What did you learn about writing while completing this novel? I have enormous new respect for novelists that I could have never grasped without writing this novel. Writing even a mediocre novel is an enormous achievement, because you have to do all this research, create a universe, create the histories of people and keep them all a float and moving. I used to think that literary theory was hard, but that was before I encountered novel writing.
Describe your writing process. I love every part it. I love to sit down and begin writing. I love to come back the next day and write. I love to come back on the third day and go through everything I wrote. I love to go take a walk and come back to it. On the walk I think, “Oh, now I know what to do.” I always have to carry something to write with so I don’t forget. When I get a draft, I love to read it aloud. And I love to revise it. I love to do the research. And I love to finish a manuscript and stay away from it for about three months and then go back to it. And I love when you get to the very end and you get to do embroidery. You’ve cut enough and tightened enough that you can put a little touch of beauty to one sentence. I really don’t find any part of it agonizing. I find all parts of somewhere on the scale from enlivening to thrilling.

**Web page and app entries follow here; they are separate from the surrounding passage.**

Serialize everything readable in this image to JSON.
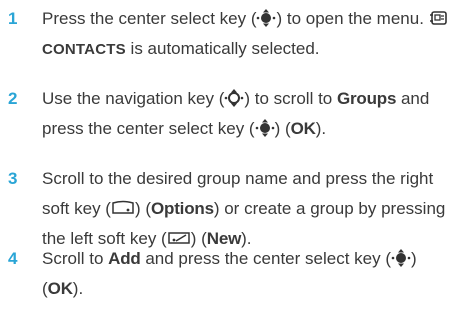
{
  "colors": {
    "step_number": "#2aa5d6",
    "text": "#3a3a3a"
  },
  "steps": [
    {
      "number": "1",
      "t1": "Press the center select key (",
      "t2": ") to open the menu.",
      "contacts": "CONTACTS",
      "t3": " is automatically selected.",
      "icons": [
        "center-select-key-icon",
        "contacts-icon"
      ]
    },
    {
      "number": "2",
      "t1": "Use the navigation key (",
      "t2": ") to scroll to ",
      "groups": "Groups",
      "t3": " and press the center select key (",
      "t4": ") (",
      "ok": "OK",
      "t5": ").",
      "icons": [
        "navigation-key-icon",
        "center-select-key-icon"
      ]
    },
    {
      "number": "3",
      "t1": "Scroll to the desired group name and press the right soft key (",
      "t2": ") (",
      "options": "Options",
      "t3": ") or create a group by pressing the left soft key (",
      "t4": ") (",
      "new": "New",
      "t5": ").",
      "icons": [
        "right-soft-key-icon",
        "left-soft-key-icon"
      ]
    },
    {
      "number": "4",
      "t1": "Scroll to ",
      "add": "Add",
      "t2": " and press the center select key (",
      "t3": ") (",
      "ok": "OK",
      "t4": ").",
      "icons": [
        "center-select-key-icon"
      ]
    }
  ]
}
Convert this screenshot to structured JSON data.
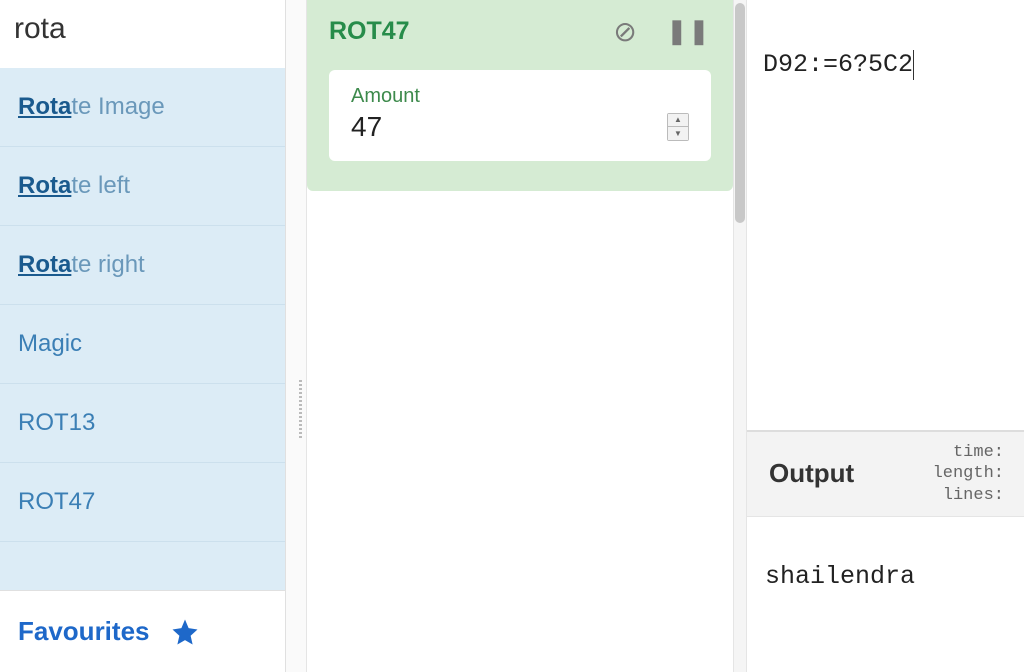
{
  "sidebar": {
    "search_value": "rota",
    "ops": [
      {
        "prefix": "Rota",
        "rest": "te Image",
        "highlight": true
      },
      {
        "prefix": "Rota",
        "rest": "te left",
        "highlight": true
      },
      {
        "prefix": "Rota",
        "rest": "te right",
        "highlight": true
      },
      {
        "prefix": "",
        "rest": "Magic",
        "highlight": false
      },
      {
        "prefix": "",
        "rest": "ROT13",
        "highlight": false
      },
      {
        "prefix": "",
        "rest": "ROT47",
        "highlight": false
      }
    ],
    "favourites_label": "Favourites"
  },
  "recipe": {
    "op_title": "ROT47",
    "arg_label": "Amount",
    "arg_value": "47"
  },
  "input": {
    "text": "D92:=6?5C2"
  },
  "output": {
    "header_label": "Output",
    "stat_time_label": "time:",
    "stat_length_label": "length:",
    "stat_lines_label": "lines:",
    "text": "shailendra"
  }
}
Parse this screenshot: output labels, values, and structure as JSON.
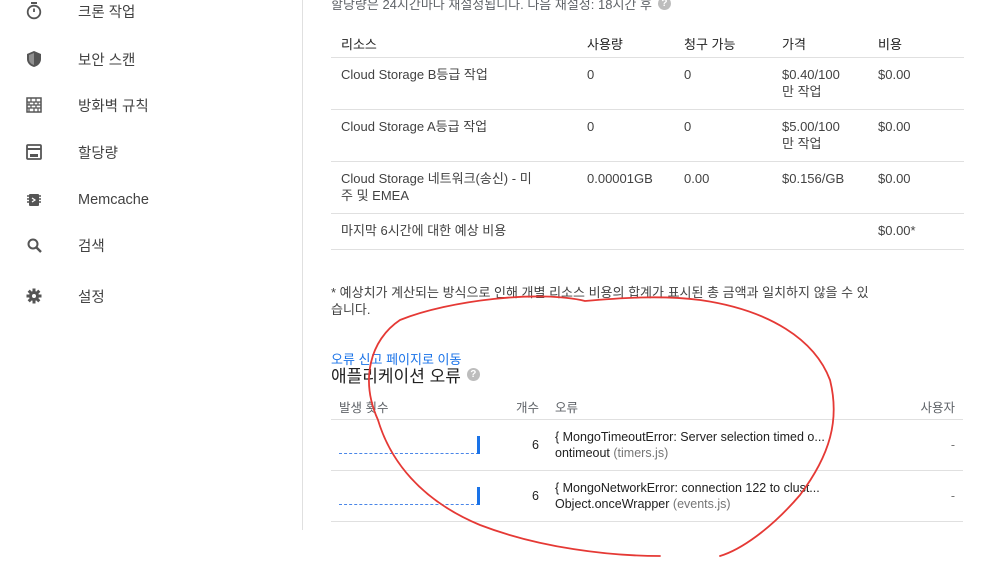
{
  "sidebar": {
    "items": [
      {
        "label": "크론 작업",
        "icon": "clock-icon"
      },
      {
        "label": "보안 스캔",
        "icon": "shield-icon"
      },
      {
        "label": "방화벽 규칙",
        "icon": "firewall-icon"
      },
      {
        "label": "할당량",
        "icon": "quota-icon"
      },
      {
        "label": "Memcache",
        "icon": "memcache-icon"
      },
      {
        "label": "검색",
        "icon": "search-icon"
      },
      {
        "label": "설정",
        "icon": "gear-icon"
      }
    ]
  },
  "quota": {
    "note": "할당량은 24시간마다 재설정됩니다. 다음 재설정: 18시간 후",
    "headers": {
      "resource": "리소스",
      "usage": "사용량",
      "billable": "청구 가능",
      "price": "가격",
      "cost": "비용"
    },
    "rows": [
      {
        "resource": "Cloud Storage B등급 작업",
        "usage": "0",
        "billable": "0",
        "price_line1": "$0.40/100",
        "price_line2": "만 작업",
        "cost": "$0.00"
      },
      {
        "resource": "Cloud Storage A등급 작업",
        "usage": "0",
        "billable": "0",
        "price_line1": "$5.00/100",
        "price_line2": "만 작업",
        "cost": "$0.00"
      },
      {
        "resource_line1": "Cloud Storage 네트워크(송신) - 미",
        "resource_line2": "주 및 EMEA",
        "usage": "0.00001GB",
        "billable": "0.00",
        "price": "$0.156/GB",
        "cost": "$0.00"
      }
    ],
    "estimate_label": "마지막 6시간에 대한 예상 비용",
    "estimate_value": "$0.00*",
    "footnote": "* 예상치가 계산되는 방식으로 인해 개별 리소스 비용의 합계가 표시된 총 금액과 일치하지 않을 수 있습니다."
  },
  "errors": {
    "link": "오류 신고 페이지로 이동",
    "title": "애플리케이션 오류",
    "headers": {
      "occurrences": "발생 횟수",
      "count": "개수",
      "error": "오류",
      "users": "사용자"
    },
    "rows": [
      {
        "count": "6",
        "message": "{ MongoTimeoutError: Server selection timed o...",
        "source": "ontimeout",
        "file": "(timers.js)",
        "users": "-"
      },
      {
        "count": "6",
        "message": "{ MongoNetworkError: connection 122 to clust...",
        "source": "Object.onceWrapper",
        "file": "(events.js)",
        "users": "-"
      }
    ]
  },
  "colors": {
    "link": "#1a73e8",
    "annotation": "#e53935"
  }
}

In your memoir, Gods of Noonday, published in 2005, you not only wrote about being a child of Baptist missionaries who served in Nigeria but also having end-stage renal disease and needing a kidney transplant. How is your health these days? My health is really good. I haven’t felt this well since I was in my 30s. It has been 12 years since I had my transplants, and the window just keeps opening.
Has your health influenced your writing? It gave me a sense of urgency. When I was doing my M.A. at Louisville, I published a poem on the Ethiope River, and I did not come back to the Ethiope River until I wrote that memoir 22 years later. I had wanted to write about Nigeria for a long time, but I didn’t give myself permission. When I was ill, that was the time to write about Nigeria because I didn’t know if I would live. If I was going to have a limited amount of time, writing about Nigeria was the last thing I was going to do. And then I had time for another book and now another book.
What book are you writing now? I’ve started a novel that is set in North Carolina. I went to first grade in Winston-Salem. And in this novel, rather than the U.S. going to Africa, Africa comes to the U.S. It’s still transatlantic, but it’s more contemporary and set in the 1960s.
What have been some important books in your life? I was good in English, but my reading life wasn’t important to me in Nigeria. It didn’t begin until I came to the U.S.; because when I came to the U.S., I was completely lost and in culture shock. I began to read contemporary novels – the novels of the 1960s and 1970s. I was reading Saul Bellows’ Dangling Man and Player Piano by Kurt Vonnegut and Surfacing by Margaret Atwood. From those novels, what I learned was that other people were confused and lost and searching, too. Literature became my home…… I really didn’t start reading African literature until I started writing my memoir in the 1990s. I realized that I couldn’t write my own book about West Africa until I read other books by West African writers.
What books by writers from Africa would you recommend? The Famished Road by Ben Okri, and Waiting for the Barbarians by J. M. Coetzee.
What’s a book you read recently that you’d recommend to others? Michael Ondaatje’s Running in the Family, a fictionalized memoir of growing up in Ceylon, which is now Sri Lanka.